For the perishable, every additional day in its life translates into a shorter additional life expectancy. For the nonperishable, every additional day implies a longer life expectancy.
So the longer a technology lives, the longer it is expected to live. Let me illustrate the point. Say I have for sole information about a gentleman that he is 40 years old and I want to predict how long he will live. I can look at actuarial tables and find his age-adjusted life expectancy as used by insurance companies. The table will predict that he has an extra 44 to go. Next year, when he turns 41 (or, equivalently, if apply the reasoning today to another person currently 41), he will have a little more than 43 years to go. So every year that lapses reduces his life expectancy by about a year (actually, a little less than a year, so if his life expectancy at birth is 80, his life expectancy at 80 will not be zero, but another decade or so).
The opposite applies to nonperishable items. I am simplifying numbers here for clarity. If a book has been in print for forty years, I can expect it to be in print for another forty years. But, and that is the main difference, if it survives another decade, then it will be expected to be in print another fifty years. This, simply, as a rule, tells you why things that have been around for a long time are not “aging” like persons, but “aging” in reverse. Every year that passes without extinction doubles the additional life expectancy. This is an indicator of some robustness. The robustness of an item is proportional to its life!
This is the “winner-take-all” effect in longevity.
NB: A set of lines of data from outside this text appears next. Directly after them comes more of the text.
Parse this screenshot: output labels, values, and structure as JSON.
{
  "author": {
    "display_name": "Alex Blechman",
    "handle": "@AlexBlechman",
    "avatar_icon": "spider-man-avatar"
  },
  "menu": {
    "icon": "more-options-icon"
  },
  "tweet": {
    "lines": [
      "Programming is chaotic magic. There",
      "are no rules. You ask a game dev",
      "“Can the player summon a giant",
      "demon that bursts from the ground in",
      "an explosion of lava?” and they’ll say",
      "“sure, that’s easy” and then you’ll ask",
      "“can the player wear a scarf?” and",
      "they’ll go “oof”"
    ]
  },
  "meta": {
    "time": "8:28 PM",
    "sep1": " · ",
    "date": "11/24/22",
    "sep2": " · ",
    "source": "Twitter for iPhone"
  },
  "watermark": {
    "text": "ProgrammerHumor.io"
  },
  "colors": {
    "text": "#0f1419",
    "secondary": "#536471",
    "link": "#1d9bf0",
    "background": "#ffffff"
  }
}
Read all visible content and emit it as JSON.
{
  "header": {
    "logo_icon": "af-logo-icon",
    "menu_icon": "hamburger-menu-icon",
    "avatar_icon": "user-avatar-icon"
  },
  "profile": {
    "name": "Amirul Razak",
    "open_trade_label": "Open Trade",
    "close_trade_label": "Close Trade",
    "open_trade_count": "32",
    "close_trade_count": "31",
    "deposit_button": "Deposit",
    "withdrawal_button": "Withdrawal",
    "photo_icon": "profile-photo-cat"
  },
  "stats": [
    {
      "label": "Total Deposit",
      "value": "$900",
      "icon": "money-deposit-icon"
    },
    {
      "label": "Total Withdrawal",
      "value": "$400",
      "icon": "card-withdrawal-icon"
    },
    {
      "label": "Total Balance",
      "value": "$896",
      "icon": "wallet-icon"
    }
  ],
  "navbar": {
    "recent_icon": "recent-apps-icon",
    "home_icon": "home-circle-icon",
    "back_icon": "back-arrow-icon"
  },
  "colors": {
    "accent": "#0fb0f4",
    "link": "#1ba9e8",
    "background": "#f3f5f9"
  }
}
The main argument against this idea is the counterexample — newspapers and traditional telephone lines come to mind. These technologies, widely considered inefficient and dying, have been around for a long time. Yet the Copernican Principle would suggest they will continue to live on for a long time.
These arguments miss the point of probability. The argument is not about a specific example, but rather about the life expectancy, which is, Taleb writes “simply a probabilistically derived average.”
Perhaps an example, from Taleb, will help illustrate. If I were to ask you to guess the life expectancy of the average 40 year old man, you would probably guess around 80 (at least that’s what the actuarial tables likely reveal). However, if I now add that the man is suffering from cancer, we would revisit our decision and most likely revise our estimate downward. “It would,” Taleb writes, “be a mistake to think that he has forty four more years to live, like others in his age group who are cancer-free.”
“In general, the older the technology, not only the longer it is expected to last, but the more certainty I can attach to such statement.”
If you liked this, you’ll love these three other Farnam Street articles:
The Copernican Principle: How To Predict Everything — Based on one of the most famous and successful prediction methods in the history of science.
Ten Commandments for Aspiring Superforecasters — The ten key themes that have been “experimentally demonstrated to boost accuracy” in the real-world.
Philip Tetlock on The Art and Science of Prediction — How we can get better at the art and science of prediction, including diving into makes some people better at making predictions and how we can learn to improve our ability to guess the future.